Ben Hogan's wife remembers
husband as exhibit open in USGA Museum.
It wasn't the trophies,
the medals, the trademark white hat or any of the other memorabilia in the room
dedicated to Ben Hogan that caused his wife to pause and cry briefly.
The items were a magnificent
tribute to one of golf's greatest players, a man whose success was not only measured
on the course, but also in his courageous battle to return there after a near-fatal
The sad part for Valerie
Hogan was her beloved Ben wasn't there to share the experience.
"Ben would have loved this,"
she said Tuesday as the USGA Museum opened the Ben Hogan Room, the first it has
dedicated to the life and career of a professional golfer. Hogan died two years
ago at age 84.
Valerie Hogan talked about
his golf, his 63 career victories and nine majors, she talked about his love
of practicing, his personality, his battle to come back from the 1949 accident,
and most of all, her love for him.
"I would give anything if
he could be here, even if I were not here," Valerie Hogan said, and there was
no doubt she meant it.
The 24-case permanent exhibit
includes more than 300 objects, with the majority coming from Valerie Hogan.
It details Ben Hogan's early years -- did you know his real first name was William?
-- follows the highlights of his golf career, his accident and recovery and later
his work as a clubmaker.
"I can tell you no one,
no one loved golf more than Ben Hogan," Valerie Hogan said.
However, playing in tournaments
wasn't what Ben Hogan enjoyed most. It was practicing on the range.
"I think he felt the actual
playing of golf was for something else," she said. "Where he really enjoyed it
was on the practice tee and then hoping he would play the way he would like to
One of the most feared golfers
of his time, Hogan was known as a loner by many competitors. He spent endless
hours on the practice range and was known to be a man of few words during a round.
Off the course, Valerie
Hogan said her husband of six decades was a man of many interests who tried to
do his best at everything. He also didn't speak much off the course, for a reason.
"He could discuss almost
any subject with you because he was the best listener," she said. "As he said:
`People who talk all the time don't learn anything because you have to listen,
that's how you learn,' and believe you me, he listened."
That wasn't true all the
time, especially during his recovery from the head-on collision with a bus in
1949 that shattered his legs. After that, he always played in pain.
In the first month after
the accident, Hogan barely survived blood clots in his left leg. It took him
almost a year to start swinging a club again, said his wife, who admits she was
never sure whether he would play again.
"After he got home, he surprised
me one day," she said. ``He so wanted to walk sometimes, he would slip out of
the house. ... He would be out trying to walk and sometimes I'd have to go in
the car and find him."
Within 16 months, he would
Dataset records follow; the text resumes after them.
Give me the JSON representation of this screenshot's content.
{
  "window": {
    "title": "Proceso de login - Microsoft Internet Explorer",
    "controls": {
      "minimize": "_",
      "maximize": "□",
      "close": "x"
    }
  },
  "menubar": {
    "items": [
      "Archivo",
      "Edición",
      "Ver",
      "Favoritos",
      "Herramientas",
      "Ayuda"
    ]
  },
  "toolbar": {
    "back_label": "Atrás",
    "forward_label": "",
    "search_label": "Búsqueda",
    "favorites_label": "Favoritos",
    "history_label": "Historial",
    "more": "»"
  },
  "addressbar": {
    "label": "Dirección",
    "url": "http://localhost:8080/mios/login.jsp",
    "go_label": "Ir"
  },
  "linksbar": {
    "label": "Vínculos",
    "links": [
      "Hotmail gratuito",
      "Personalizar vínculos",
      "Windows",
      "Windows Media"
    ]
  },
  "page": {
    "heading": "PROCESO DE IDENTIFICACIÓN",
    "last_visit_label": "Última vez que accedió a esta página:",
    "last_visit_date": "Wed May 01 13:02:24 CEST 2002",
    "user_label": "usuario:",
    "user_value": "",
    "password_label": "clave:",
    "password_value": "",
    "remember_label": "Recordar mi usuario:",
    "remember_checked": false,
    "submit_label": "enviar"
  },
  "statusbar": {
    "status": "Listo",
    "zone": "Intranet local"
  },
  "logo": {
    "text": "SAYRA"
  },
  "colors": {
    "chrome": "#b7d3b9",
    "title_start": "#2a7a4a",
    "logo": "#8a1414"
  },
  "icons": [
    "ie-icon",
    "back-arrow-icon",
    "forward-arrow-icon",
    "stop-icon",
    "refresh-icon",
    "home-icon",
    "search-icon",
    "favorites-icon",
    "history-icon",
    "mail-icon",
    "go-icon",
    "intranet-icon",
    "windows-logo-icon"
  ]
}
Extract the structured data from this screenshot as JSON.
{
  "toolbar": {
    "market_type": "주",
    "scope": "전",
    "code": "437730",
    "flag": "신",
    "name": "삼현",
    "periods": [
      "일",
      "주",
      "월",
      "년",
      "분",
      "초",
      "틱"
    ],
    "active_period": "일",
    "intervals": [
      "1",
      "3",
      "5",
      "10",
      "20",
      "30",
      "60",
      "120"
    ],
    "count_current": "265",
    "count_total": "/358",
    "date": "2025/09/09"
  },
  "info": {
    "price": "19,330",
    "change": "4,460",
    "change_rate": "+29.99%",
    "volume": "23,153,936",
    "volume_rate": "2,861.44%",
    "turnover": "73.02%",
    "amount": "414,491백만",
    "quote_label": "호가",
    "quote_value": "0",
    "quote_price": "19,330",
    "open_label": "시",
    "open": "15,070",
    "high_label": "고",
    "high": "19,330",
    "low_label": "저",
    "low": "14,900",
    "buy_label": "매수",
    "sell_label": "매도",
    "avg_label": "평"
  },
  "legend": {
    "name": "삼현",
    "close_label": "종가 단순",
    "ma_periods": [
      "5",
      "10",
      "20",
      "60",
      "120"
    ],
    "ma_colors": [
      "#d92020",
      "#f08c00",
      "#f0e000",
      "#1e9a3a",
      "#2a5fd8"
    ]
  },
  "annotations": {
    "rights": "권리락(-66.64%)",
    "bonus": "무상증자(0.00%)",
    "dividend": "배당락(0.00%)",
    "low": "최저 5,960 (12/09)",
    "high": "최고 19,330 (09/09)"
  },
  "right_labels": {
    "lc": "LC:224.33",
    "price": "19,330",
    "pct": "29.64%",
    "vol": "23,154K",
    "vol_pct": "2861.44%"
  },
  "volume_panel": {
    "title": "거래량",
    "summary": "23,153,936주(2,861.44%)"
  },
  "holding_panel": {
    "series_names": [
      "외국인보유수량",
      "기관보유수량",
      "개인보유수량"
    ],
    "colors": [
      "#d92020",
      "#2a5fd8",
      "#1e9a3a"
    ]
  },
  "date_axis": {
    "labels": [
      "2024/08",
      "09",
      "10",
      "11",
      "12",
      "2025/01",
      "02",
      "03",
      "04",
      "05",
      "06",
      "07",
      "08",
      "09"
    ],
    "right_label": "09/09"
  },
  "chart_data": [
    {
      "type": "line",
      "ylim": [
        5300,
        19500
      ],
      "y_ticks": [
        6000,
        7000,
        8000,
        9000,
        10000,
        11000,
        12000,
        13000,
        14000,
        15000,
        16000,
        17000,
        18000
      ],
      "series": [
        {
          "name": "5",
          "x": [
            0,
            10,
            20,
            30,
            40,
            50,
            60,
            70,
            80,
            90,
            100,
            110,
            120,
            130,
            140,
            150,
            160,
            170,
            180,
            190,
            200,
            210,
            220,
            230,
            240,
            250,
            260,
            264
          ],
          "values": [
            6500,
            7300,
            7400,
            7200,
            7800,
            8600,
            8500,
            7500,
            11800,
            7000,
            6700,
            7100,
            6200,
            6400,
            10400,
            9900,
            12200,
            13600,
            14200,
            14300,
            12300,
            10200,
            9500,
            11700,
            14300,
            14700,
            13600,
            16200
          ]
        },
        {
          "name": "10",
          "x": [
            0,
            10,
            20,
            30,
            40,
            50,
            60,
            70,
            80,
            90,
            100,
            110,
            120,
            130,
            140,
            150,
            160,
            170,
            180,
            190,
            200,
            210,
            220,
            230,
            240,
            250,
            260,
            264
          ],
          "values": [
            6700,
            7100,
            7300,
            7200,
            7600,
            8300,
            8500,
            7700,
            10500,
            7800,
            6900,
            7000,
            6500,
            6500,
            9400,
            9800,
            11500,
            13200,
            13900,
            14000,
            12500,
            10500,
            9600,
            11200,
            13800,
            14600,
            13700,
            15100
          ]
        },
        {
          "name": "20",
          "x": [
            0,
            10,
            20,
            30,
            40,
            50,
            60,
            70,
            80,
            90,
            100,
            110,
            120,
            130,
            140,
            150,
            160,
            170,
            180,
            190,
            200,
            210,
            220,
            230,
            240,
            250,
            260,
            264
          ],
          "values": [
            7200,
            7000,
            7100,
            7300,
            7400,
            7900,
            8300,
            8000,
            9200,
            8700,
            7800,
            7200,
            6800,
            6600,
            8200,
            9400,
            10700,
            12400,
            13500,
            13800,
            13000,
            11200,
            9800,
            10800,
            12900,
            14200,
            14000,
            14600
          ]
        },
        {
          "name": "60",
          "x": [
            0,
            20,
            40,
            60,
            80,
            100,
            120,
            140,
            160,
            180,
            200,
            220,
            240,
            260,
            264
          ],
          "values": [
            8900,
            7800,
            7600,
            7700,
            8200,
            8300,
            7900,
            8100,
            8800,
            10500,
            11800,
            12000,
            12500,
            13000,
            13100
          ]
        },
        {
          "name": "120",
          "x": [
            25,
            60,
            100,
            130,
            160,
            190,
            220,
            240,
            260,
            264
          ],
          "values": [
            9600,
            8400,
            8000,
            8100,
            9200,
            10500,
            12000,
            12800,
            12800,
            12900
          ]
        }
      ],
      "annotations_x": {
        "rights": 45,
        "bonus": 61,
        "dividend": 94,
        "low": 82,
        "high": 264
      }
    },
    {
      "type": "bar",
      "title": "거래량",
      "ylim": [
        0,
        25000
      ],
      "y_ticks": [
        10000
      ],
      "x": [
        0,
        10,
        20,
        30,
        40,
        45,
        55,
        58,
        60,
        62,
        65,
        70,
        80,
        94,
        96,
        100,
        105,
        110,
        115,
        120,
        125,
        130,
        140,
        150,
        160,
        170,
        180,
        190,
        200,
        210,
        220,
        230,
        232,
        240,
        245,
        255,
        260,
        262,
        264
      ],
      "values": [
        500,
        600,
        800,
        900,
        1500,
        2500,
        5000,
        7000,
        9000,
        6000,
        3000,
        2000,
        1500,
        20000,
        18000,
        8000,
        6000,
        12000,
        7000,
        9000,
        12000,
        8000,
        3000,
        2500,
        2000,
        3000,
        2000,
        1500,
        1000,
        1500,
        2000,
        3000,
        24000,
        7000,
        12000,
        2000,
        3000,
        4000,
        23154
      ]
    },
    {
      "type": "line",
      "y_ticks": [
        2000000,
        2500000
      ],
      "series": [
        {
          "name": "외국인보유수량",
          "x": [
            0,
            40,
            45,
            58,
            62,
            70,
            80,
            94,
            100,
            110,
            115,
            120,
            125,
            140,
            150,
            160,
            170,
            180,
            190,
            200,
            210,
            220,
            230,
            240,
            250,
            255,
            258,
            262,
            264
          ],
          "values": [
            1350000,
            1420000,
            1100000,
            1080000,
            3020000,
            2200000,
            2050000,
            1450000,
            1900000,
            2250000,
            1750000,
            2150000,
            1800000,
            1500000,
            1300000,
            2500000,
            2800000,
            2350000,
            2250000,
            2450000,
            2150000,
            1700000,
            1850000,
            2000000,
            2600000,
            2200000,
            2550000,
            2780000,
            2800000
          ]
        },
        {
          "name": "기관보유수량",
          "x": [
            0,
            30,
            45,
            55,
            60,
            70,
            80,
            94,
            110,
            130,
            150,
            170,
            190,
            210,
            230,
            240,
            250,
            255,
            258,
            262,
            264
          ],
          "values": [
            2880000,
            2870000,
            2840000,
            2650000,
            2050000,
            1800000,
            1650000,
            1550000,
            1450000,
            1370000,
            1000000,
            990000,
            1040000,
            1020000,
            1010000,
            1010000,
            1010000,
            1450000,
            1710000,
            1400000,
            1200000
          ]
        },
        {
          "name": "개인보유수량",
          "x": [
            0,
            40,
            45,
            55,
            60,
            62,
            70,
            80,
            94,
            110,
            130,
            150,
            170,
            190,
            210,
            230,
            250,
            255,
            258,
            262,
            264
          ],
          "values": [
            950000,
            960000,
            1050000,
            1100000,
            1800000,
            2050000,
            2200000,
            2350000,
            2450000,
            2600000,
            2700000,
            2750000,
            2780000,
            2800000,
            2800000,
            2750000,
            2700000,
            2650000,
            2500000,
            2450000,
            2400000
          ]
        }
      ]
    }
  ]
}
win the U.S. Open in a playoff with Lloyd Mangrum and George Fazio, much to the
surprise of his wife. He qualified for the playoff by playing a 36-hole final
day at Merion.
"I'd have to say that the
night he came in, I didn't feel he would have the strength the next morning because
his eyes were in the back (of his head) and he was so very, very tired. I felt
that he was not going to be able to play the next day."
But Hogan slept like a baby
and woke up refreshed the next morning.
"Even then I doubted he
would have the strength," she said. ``I was probably the most surprised person
Hogan would go on to win
two more U.S. Opens -- only Jack Nicklaus, Bobby Jones and Willie Anderson have
won as many -- and the 1953 British Open at Carnoustie. He won the Masters and
U.S. Open that same year, when he won five of the six tournaments in which he
Valerie and friends had
to persuade Hogan to play in the British Open, the only time he did.
"He kept saying, `I just
think you want me to go just to see me get beat over there,"' his wife said.
Valerie Hogan's funniest
comment was about the movie "Follow The Sun," which portrayed her husband's life
and starred Glenn Ford.
"Glenn Ford, he worked so
hard, but he did not know how to play golf, but he told them he did," she said.
A woman who knew very little
about golf when she married, Valerie Hogan has grown to love the game. She still
watches it all the time. Justin Leonard is her favorite player.
Asked if anyone reminds
her of her husband, she bluntly says, "No."
"I don't think it's fair
to compare," she said. ``I think he was the greatest, especially when he came
back. I know what he went through and all that he did."